Red Deer-area to benefit from $2.3 billion gas pipeline expansion project

Project will add 344 km of new pipeline between RMH and Grande Prairie

Dustin Snider was elected the new board president for Red Deer & District Chamber of Commerce. (Photo by SUSAN ZIELINSKI/Advocate staff)
Earl’s Restaurant manager re-elected Red Deer & District Chamber of Commerce president

Dustin Snider has been re-elected president of the Red Deer & Distict… Continue reading

Red Deer singer Kayla Williams hopes listeners fed up with the pandemic are comforted by her new song, Stealing from My Youth, which is digitally available for streaming on Friday. (Contributed photo).
Red Deer singer summarizes universal pandemic feelings in a new single

Kayla Williams releases ‘Stealing From My Youth’ on Friday

Los Angeles Dodgers starting pitcher Clayton Kershaw warms up before Game 1 of the baseball World Series against the Tampa Bay Rays Tuesday, Oct. 20, 2020, in Arlington, Texas. (AP Photo/Eric Gay)
Kershaw, LA stars shine, Dodgers top Rays 8-3 in WS opener

Kershaw, LA stars shine, Dodgers top Rays 8-3 in WS opener

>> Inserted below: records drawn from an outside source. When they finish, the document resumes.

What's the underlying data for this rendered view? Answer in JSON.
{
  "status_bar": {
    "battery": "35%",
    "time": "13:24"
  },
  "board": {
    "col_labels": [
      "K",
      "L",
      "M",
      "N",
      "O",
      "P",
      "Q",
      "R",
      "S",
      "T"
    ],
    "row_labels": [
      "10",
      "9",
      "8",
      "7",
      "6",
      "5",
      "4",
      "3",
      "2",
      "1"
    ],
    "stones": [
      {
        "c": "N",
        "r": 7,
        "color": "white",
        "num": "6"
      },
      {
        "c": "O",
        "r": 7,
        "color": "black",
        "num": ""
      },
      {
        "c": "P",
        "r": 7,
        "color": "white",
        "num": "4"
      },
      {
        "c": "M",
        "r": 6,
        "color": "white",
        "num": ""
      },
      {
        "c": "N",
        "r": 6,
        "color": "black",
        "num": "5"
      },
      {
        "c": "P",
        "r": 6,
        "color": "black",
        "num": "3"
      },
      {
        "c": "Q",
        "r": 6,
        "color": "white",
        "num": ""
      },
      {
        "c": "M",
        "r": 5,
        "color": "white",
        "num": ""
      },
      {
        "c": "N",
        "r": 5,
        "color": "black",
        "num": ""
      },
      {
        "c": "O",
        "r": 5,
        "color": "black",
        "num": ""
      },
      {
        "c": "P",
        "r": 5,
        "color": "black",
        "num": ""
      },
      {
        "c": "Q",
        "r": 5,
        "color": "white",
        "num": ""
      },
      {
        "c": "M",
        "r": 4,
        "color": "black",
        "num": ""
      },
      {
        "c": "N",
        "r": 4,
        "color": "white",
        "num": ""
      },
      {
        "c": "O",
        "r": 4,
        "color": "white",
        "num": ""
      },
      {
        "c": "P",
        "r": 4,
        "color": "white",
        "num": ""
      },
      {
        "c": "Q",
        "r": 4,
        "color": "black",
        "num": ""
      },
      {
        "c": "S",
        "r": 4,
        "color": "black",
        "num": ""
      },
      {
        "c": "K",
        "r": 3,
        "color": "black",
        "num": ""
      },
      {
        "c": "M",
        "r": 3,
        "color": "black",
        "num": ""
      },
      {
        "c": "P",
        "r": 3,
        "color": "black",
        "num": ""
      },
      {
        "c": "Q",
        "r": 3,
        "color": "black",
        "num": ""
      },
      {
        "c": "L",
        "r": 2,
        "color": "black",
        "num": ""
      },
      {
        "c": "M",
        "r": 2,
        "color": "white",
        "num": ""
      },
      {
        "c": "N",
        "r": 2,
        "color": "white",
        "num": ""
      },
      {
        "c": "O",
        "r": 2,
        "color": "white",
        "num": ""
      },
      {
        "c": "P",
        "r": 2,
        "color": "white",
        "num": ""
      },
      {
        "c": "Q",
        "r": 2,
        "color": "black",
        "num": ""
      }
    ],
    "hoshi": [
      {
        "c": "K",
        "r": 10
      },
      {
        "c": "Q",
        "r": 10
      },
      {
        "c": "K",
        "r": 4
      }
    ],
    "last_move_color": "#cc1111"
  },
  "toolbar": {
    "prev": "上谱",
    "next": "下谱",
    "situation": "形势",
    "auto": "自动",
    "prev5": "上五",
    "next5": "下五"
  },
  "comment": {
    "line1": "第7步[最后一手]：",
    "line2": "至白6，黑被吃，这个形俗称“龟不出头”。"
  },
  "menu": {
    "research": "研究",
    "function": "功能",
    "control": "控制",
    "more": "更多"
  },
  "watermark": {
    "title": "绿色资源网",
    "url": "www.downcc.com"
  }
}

Manchester United's Marcus Rashford leaps over a challenge by PSG's Presnel Kimpembe during the Champions League group H soccer match between Paris Saint-Germain and Manchester United at the Parc des Princes in Paris, France, Tuesday, Oct. 20, 2020. (AP Photo/Michel Euler)
Man United wins again at PSG; Messi scores in Barca rout

Man United wins again at PSG; Messi scores in Barca rout

Hamilton Forge coach Bobby Smyrniotis, right, hugs captain Kyle Bekker following their victory in the Canadian Premier League soccer final against the Calgary Cavalry in Calgary, Saturday, Nov. 2, 2019. Under Smyrniotis, Forge FC has been the class of the Canadian Premier League. The two-time champions from Hamilton look to mark their internationally this week as they open CONCACAF League play in El Salvador. THE CANADIAN PRESS/Jeff McIntosh
Forge FC coach Bobby Smyrniotis’ influence on Canadian soccer continues to grow

Forge FC coach Bobby Smyrniotis’ influence on Canadian soccer continues to grow

Players' sticks are shown during a World Hockey Championships game in Moscow, Russia on Thursday, May 12, 2016. A senior hockey team in a small city in southern Manitoba has changed its name following a push against the use of Indigenous names and caricatures as mascots. THE CANADIAN PRESS/AP, Ivan Sekretarev
Manitoba senior hockey team changes Indigenous name to Bombers

Manitoba senior hockey team changes Indigenous name to Bombers

Jason Kokrak tees off during the final round of the CJ Cup golf tournament at Shadow Creek Golf Course Sunday, Oct. 18, 2020, in North Las Vegas. (AP Photo/David Becker)
Long drive champ Berkshire looking to compete in tournaments

Long drive champ Berkshire looking to compete in tournaments

The Los Angeles Dodgers line up during during the national anthem and a fly over before Game 1 of the baseball World Series against the Tampa Bay Rays Tuesday, Oct. 20, 2020, in Arlington, Texas. (AP Photo/Eric Gay)
Pandemic World Series draws smallest crowd in over century

Pandemic World Series draws smallest crowd in over century

Keegan Messing performs in the Gala at the 2020 Canadian Tire National Skating Championships in Mississauga, Ont., on Sunday, Jan. 19, 2020. THE CANADIAN PRESS/Frank Gunn
Messing dedicating his Skate America performance to grounded Canadian teammates

Messing dedicating his Skate America performance to grounded Canadian teammates

Most Read